If you’ve lived here your whole life, you probably just think of the subway as a way of getting from point A to point B. But to me it was fascinating the way subway cars sometimes run alongside each other, just inches apart, and occasionally line up at the same speed. Sometimes you make eye contact with someone in the other train, which is usually more awkward than anything else, but I turned it into something kind of romantic or wistful.
Françoise saw some potential in this one, and I have to give her credit for one crucial addition. You’ll notice in this original sketch that the books are just blank, like they’re just generic, random props. She made the suggestion of putting some detail on the books so it would be clear that the two people are reading the same book, and that ended up being the most important, memorable part of the finished image. It would probably be better for my career if claimed this idea as my own, but it’s too late now.

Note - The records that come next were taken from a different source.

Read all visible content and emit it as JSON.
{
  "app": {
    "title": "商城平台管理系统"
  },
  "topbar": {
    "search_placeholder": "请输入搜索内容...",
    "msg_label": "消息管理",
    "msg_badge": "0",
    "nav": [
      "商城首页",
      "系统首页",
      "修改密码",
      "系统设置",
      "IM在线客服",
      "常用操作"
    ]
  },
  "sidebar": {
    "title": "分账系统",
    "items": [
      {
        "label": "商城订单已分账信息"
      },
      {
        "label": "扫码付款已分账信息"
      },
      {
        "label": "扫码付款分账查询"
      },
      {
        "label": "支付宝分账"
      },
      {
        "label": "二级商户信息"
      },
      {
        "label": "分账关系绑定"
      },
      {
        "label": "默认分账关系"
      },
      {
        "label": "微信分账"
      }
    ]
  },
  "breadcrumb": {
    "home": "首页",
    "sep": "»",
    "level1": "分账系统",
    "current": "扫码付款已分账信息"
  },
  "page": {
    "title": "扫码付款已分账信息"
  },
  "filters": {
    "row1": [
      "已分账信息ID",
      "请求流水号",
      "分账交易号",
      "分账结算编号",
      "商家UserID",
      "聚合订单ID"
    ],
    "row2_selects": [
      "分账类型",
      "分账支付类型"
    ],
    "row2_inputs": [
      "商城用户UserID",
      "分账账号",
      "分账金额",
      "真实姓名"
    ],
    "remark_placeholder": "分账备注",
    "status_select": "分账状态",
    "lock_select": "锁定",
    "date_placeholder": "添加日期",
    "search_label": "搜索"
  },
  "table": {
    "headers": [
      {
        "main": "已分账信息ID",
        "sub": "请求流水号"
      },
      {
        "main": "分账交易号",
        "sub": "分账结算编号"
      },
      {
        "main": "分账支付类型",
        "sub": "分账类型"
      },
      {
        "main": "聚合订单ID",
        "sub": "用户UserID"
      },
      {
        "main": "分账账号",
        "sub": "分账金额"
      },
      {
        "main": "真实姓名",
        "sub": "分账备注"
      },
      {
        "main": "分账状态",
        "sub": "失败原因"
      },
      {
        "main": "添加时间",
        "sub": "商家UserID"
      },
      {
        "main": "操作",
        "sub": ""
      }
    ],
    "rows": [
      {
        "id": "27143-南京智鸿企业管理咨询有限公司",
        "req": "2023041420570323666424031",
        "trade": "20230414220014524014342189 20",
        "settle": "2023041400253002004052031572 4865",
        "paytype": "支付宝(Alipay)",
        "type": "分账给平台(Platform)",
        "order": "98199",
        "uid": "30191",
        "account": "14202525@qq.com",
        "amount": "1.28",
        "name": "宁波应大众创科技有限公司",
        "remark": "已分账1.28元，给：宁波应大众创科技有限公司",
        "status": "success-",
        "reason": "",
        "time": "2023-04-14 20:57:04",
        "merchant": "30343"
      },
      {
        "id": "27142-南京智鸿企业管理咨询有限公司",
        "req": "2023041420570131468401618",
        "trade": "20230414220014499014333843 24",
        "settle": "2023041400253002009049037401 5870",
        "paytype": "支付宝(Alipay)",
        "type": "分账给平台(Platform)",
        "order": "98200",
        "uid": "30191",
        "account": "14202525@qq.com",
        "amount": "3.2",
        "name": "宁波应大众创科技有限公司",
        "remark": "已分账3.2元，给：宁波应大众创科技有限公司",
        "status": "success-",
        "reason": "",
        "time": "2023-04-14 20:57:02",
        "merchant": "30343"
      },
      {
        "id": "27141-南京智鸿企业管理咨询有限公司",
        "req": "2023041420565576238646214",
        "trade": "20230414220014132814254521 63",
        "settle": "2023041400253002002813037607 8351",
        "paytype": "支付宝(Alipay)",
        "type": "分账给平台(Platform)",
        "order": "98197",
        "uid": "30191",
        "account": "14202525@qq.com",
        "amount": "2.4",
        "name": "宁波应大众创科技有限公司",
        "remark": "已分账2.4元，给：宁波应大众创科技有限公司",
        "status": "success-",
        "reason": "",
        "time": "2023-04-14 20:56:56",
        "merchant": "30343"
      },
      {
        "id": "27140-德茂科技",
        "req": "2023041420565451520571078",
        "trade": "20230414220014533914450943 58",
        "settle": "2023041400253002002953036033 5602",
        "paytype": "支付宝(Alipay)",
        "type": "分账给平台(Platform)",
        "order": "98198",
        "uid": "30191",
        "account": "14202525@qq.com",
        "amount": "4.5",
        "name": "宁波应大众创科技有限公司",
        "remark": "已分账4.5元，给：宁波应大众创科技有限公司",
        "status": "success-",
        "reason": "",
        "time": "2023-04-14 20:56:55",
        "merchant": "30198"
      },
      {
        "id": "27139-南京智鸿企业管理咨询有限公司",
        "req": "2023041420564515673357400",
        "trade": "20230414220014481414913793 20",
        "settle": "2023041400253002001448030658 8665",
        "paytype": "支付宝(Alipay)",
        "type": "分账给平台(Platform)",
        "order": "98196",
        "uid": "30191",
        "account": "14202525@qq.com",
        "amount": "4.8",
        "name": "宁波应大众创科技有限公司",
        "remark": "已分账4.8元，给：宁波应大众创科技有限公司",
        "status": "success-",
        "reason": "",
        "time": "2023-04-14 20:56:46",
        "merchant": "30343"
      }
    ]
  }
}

(This cover was used as the cover image for Adrian's book, New York Drawings. Listen to my interview with Adrian on Gweek, and take a look at a gallery of images from New York Drawings.)
My First New Yorker Cover by Adrian Tomine